OSHA Workers Endangered
The U.S. Occupational Safety and Health Administration (OSHA) is finding that a significant percentage of its inspectors have become sensitized by exposure to beryllium, an extremely toxic metal that can cause an often-fatal lung disease, according to a report in the Chicago Tribune.
OSHA acted to screen inspectors only under pressure from disclosures of one of its own top administrators, according to Public Employees for Environmental Responsibility (PEER).
An agency database OSHA created more than 5 years ago indicates that as many as 1,000 current and former compliance officers may have been exposed to beryllium levels up to several hundred times higher than permissible levels.
OSHA finally began a medical monitoring program in April 2004, but only for its current inspectors.
The first results from those screenings reportedly show that 1.5 percent of the 200 inspectors examined have become sensitized to beryllium.
Hundreds of workers in various private industries have already died of chronic beryllium disease (CBD), a fast-progressing, debilitating and potentially fatal lung disease in those whose immune systems have become sensitized following exposure to the substance.
The only known cause of CBD is exposure to beryllium dust.
“Every American worker who expects OSHA to protect him from hazardous exposures on the job should take a hard look at how the agency has abandoned and deceived its own employees exposed to beryllium,” stated PEER Executive Director Jeff Ruch.
Political intervention to alter scientific results has become pervasive within the U.S. Fish & Wildlife Service (USFWS) but is particularly rife in Florida, according to a survey of its scientists by Public Employees for Environmental Responsibility (PEER) and the Union of Concerned Scientists (UCS).

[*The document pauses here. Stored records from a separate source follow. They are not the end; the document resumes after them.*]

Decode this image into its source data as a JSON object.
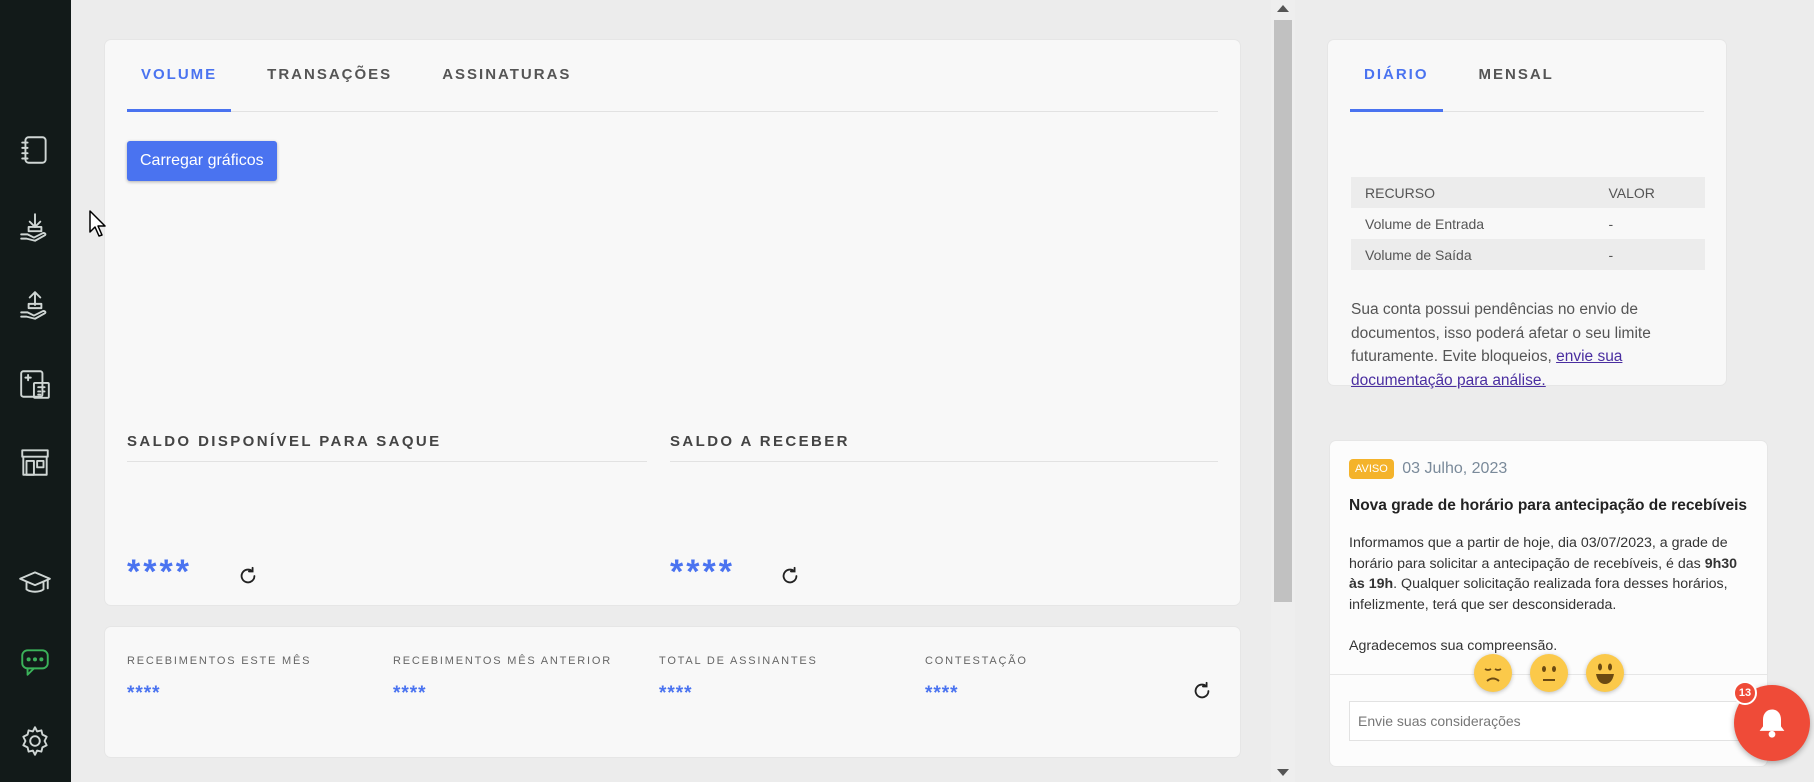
{
  "sidebar": {
    "items": [
      {
        "icon": "notebook-icon"
      },
      {
        "icon": "receive-money-icon"
      },
      {
        "icon": "send-money-icon"
      },
      {
        "icon": "calculator-icon"
      },
      {
        "icon": "store-icon"
      },
      {
        "icon": "graduation-cap-icon"
      },
      {
        "icon": "chat-icon",
        "active": true
      },
      {
        "icon": "gear-icon"
      }
    ],
    "active_color": "#3bb35a"
  },
  "main": {
    "tabs": [
      {
        "label": "VOLUME",
        "active": true
      },
      {
        "label": "TRANSAÇÕES",
        "active": false
      },
      {
        "label": "ASSINATURAS",
        "active": false
      }
    ],
    "load_button": "Carregar gráficos",
    "balances": [
      {
        "title": "SALDO DISPONÍVEL PARA SAQUE",
        "value": "****"
      },
      {
        "title": "SALDO A RECEBER",
        "value": "****"
      }
    ]
  },
  "stats": {
    "items": [
      {
        "label": "RECEBIMENTOS ESTE MÊS",
        "value": "****"
      },
      {
        "label": "RECEBIMENTOS MÊS ANTERIOR",
        "value": "****"
      },
      {
        "label": "TOTAL DE ASSINANTES",
        "value": "****"
      },
      {
        "label": "CONTESTAÇÃO",
        "value": "****"
      }
    ]
  },
  "summary": {
    "tabs": [
      {
        "label": "DIÁRIO",
        "active": true
      },
      {
        "label": "MENSAL",
        "active": false
      }
    ],
    "table": {
      "headers": [
        "RECURSO",
        "VALOR"
      ],
      "rows": [
        [
          "Volume de Entrada",
          "-"
        ],
        [
          "Volume de Saída",
          "-"
        ]
      ]
    },
    "pending_text": "Sua conta possui pendências no envio de documentos, isso poderá afetar o seu limite futuramente. Evite bloqueios,",
    "pending_link": "envie sua documentação para análise."
  },
  "notice": {
    "badge": "AVISO",
    "date": "03 Julho, 2023",
    "title": "Nova grade de horário para antecipação de recebíveis",
    "body_part1": "Informamos que a partir de hoje, dia 03/07/2023, a grade de horário para solicitar a antecipação de recebíveis, é das",
    "body_bold": "9h30 às 19h",
    "body_part2": ". Qualquer solicitação realizada fora desses horários, infelizmente, terá que ser desconsiderada.",
    "thanks": "Agradecemos sua compreensão.",
    "feedback_placeholder": "Envie suas considerações"
  },
  "notifications": {
    "count": "13"
  },
  "colors": {
    "accent": "#4a73f0",
    "badge": "#f4b32b",
    "bell": "#ef4b38"
  }
}
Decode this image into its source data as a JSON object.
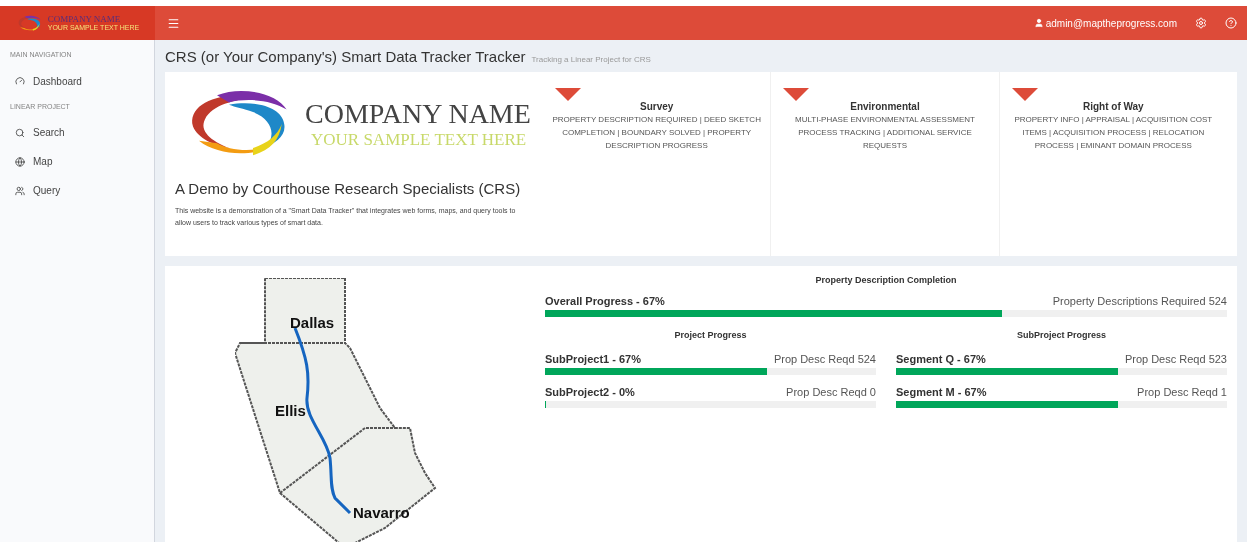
{
  "header": {
    "logo_name": "COMPANY NAME",
    "logo_tagline": "YOUR SAMPLE TEXT HERE",
    "user": "admin@maptheprogress.com"
  },
  "sidebar": {
    "sections": [
      {
        "title": "MAIN NAVIGATION",
        "items": [
          {
            "label": "Dashboard",
            "kind": "dashboard"
          }
        ]
      },
      {
        "title": "LINEAR PROJECT",
        "items": [
          {
            "label": "Search",
            "kind": "search"
          },
          {
            "label": "Map",
            "kind": "map"
          },
          {
            "label": "Query",
            "kind": "query"
          }
        ]
      }
    ]
  },
  "page": {
    "title": "CRS (or Your Company's) Smart Data Tracker Tracker",
    "subtitle": "Tracking a Linear Project for CRS"
  },
  "intro": {
    "logo_name": "COMPANY NAME",
    "logo_tagline": "YOUR SAMPLE TEXT HERE",
    "heading": "A Demo by Courthouse Research Specialists (CRS)",
    "text": "This website is a demonstration of a \"Smart Data Tracker\" that integrates web forms, maps, and query tools to allow users to track various types of smart data."
  },
  "categories": [
    {
      "title": "Survey",
      "text": "PROPERTY DESCRIPTION REQUIRED | DEED SKETCH COMPLETION | BOUNDARY SOLVED | PROPERTY DESCRIPTION PROGRESS"
    },
    {
      "title": "Environmental",
      "text": "MULTI-PHASE ENVIRONMENTAL ASSESSMENT PROCESS TRACKING | ADDITIONAL SERVICE REQUESTS"
    },
    {
      "title": "Right of Way",
      "text": "PROPERTY INFO | APPRAISAL | ACQUISITION COST ITEMS | ACQUISITION PROCESS | RELOCATION PROCESS | EMINANT DOMAIN PROCESS"
    }
  ],
  "map": {
    "counties": [
      "Dallas",
      "Ellis",
      "Navarro"
    ]
  },
  "progress": {
    "title": "Property Description Completion",
    "overall": {
      "label": "Overall Progress - 67%",
      "reading": "Property Descriptions Required 524",
      "level": 0.67
    },
    "groups": [
      {
        "title": "Project Progress",
        "bars": [
          {
            "label": "SubProject1 - 67%",
            "reading": "Prop Desc Reqd 524",
            "level": 0.67
          },
          {
            "label": "SubProject2 - 0%",
            "reading": "Prop Desc Reqd 0",
            "level": 0
          }
        ]
      },
      {
        "title": "SubProject Progress",
        "bars": [
          {
            "label": "Segment Q - 67%",
            "reading": "Prop Desc Reqd 523",
            "level": 0.67
          },
          {
            "label": "Segment M - 67%",
            "reading": "Prop Desc Reqd 1",
            "level": 0.67
          }
        ]
      }
    ]
  }
}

The two groups surveyed more than 1,400 U.S. Fish & Wildlife Service (USFWS) biologists, ecologists, botanists and other specialists working on Endangered Species Act and other wildlife or habitat protection programs across the country. The groups released the survey results in February.
— Russell Mokhiber